Dave Bassett of BrandNew reckons our traditional communities are fading away or fragmenting into pieces, and this leaves a sizeable gap for brands.

But how do brands fill that gap? And why should they?

What is a community, and what isn’t it? This is a question we’ve been exploring both at iJump and in our work with A Bigger Voice . Here’s my current thinking on community, as it relates to marketing.

3 levels of community

1. Marketing leverage

For a business the first and most obvious role of communities is marketing. Ten years ago Geoffrey A Moore defined a "market" in Crossing the Chasm :

  • a set of actual or potential customers
  • for a given set of products or services
  • who have a common set of needs or wants, and
  • who reference each other when making a buying decision

People intuitively understand every part of this definition except the last. Unfortunately, getting the last part – the notion that part of what defines a high-tech market is the tendency of its members to reference each other when making buying decisions – is absolutely key to successful high-tech marketing.

Moore’s writing about high-tech, but in 2008 most markets are saturated, and Crossing the Chasm applies to most new products. Essentially, he’s saying the cost of reaching every potential customer directly would be prohibitive, which is why you target a community who will spread the word about your product among themselves.

It makes perfect economic sense to exploit the natural sharing behaviour of a community to drive positive word of mouth. But that’s only scratching the surface.

2. Loyal fans

Everyone hopes for the kind of loyalty enjoyed by Harley Davidson or Apple. What started off as simple word of mouth becomes passionate loyalty, which translates into less marketing expenditure, and more predictability around purchasing patterns.

How do brands get here? Through courage, consistency and fanatical attention to detail. Both the examples I’ve used employ high design standards, both in terms of products that are easy to use (although I can’t say I’ve ridden a Harley) but also products that communicate a certain, ineffable attitude.

This kind of brand loyalty is a great place to be. But it’s not the best place communities can take you.

3. Co-creation

The world of business is only just discovering how communities can transform everything, finally enabled by the internet.
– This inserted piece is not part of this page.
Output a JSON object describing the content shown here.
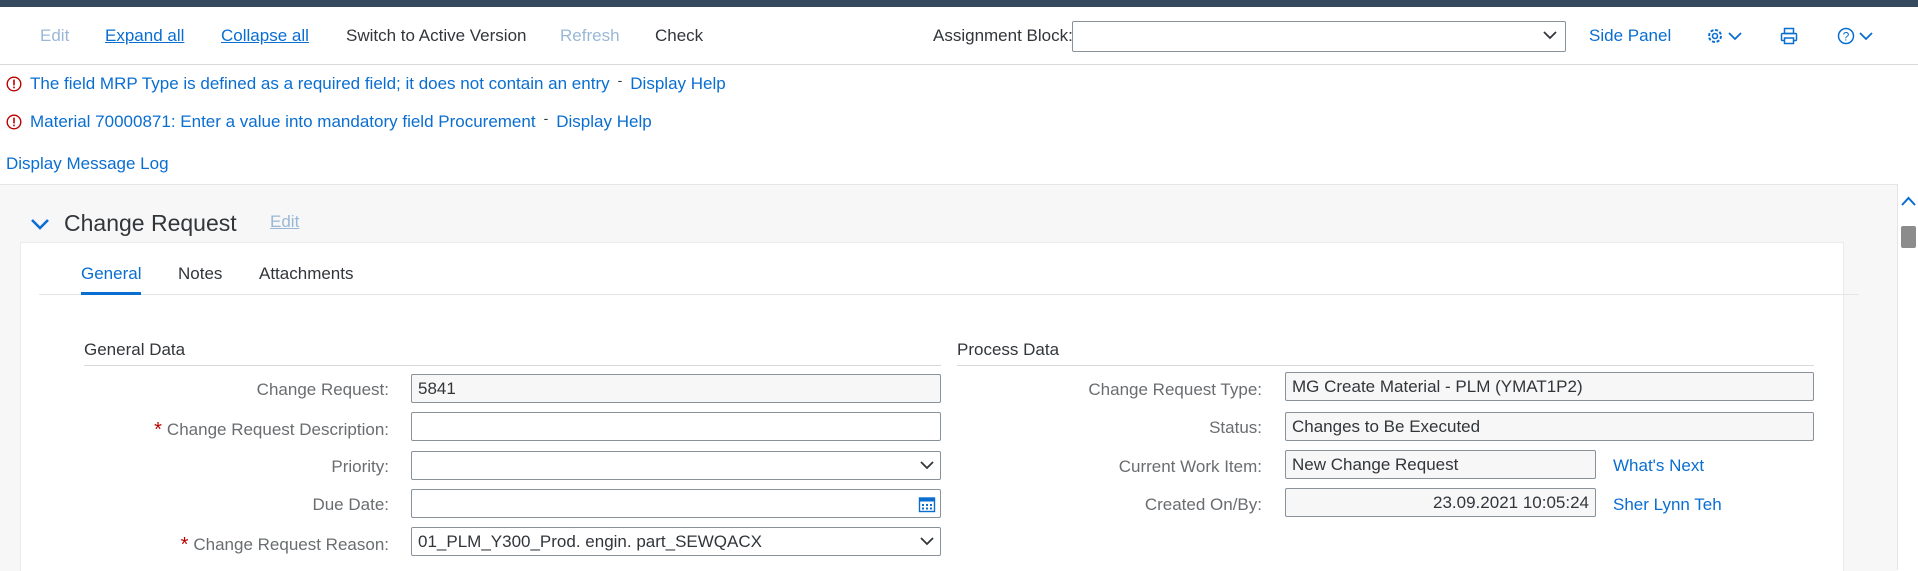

The divisions between consumer and producer, expert and novice, amateur and professional, are blurring. Business owners and marketers can either feel threatened by this, or become a platform to help your customers do what they want to do.

When you are genuinely working with your customers, ideas like market research and new product development change. Instead of campaigns and surveys, you have an ongoing conversation (a topic which came up at the recent Interactive Marketing Summit ) which in turn saves costs and reduces risk. Now that’s a language any business person can understand!

For more on this topic of co-creation, see my piece in Idealog about a year ago.

Is a Community an Audience?

In marketing, PR and communications we’re trained to think in terms of audiences. It’s the church paradigm I use in presentations. The old model was pulpit up the front, where the preacher delivers the word to the waiting, silent audience.

Solomon’s Porch in Minnesota is different. They meet in an old Methodist church building, but they’ve ripped the pews out and replaced them with a circle of couches. Architecture sends a message, and they wanted to send a message that encouraged conversation. Power is not in the hands of one man up the front, but in the community of listeners and talkers.

If a church – one of the most tradition-prone institutions around – can make such a radical change, do you think businesses can start thinking this way, too?

Audiences buy things. Communities make things happen.

That’s where my definition sits as of today. Let’s see how that definition develops as you, the iJump community, pull apart this post in the comments!

Creative Commons License photo credit: Symic

Too much information? Sign up for our fortnightly email newsletters and reduce the clutter.

links for 2008-06-21

June 21st, 2008

Too much information? Sign up for our fortnightly email newsletters and reduce the clutter.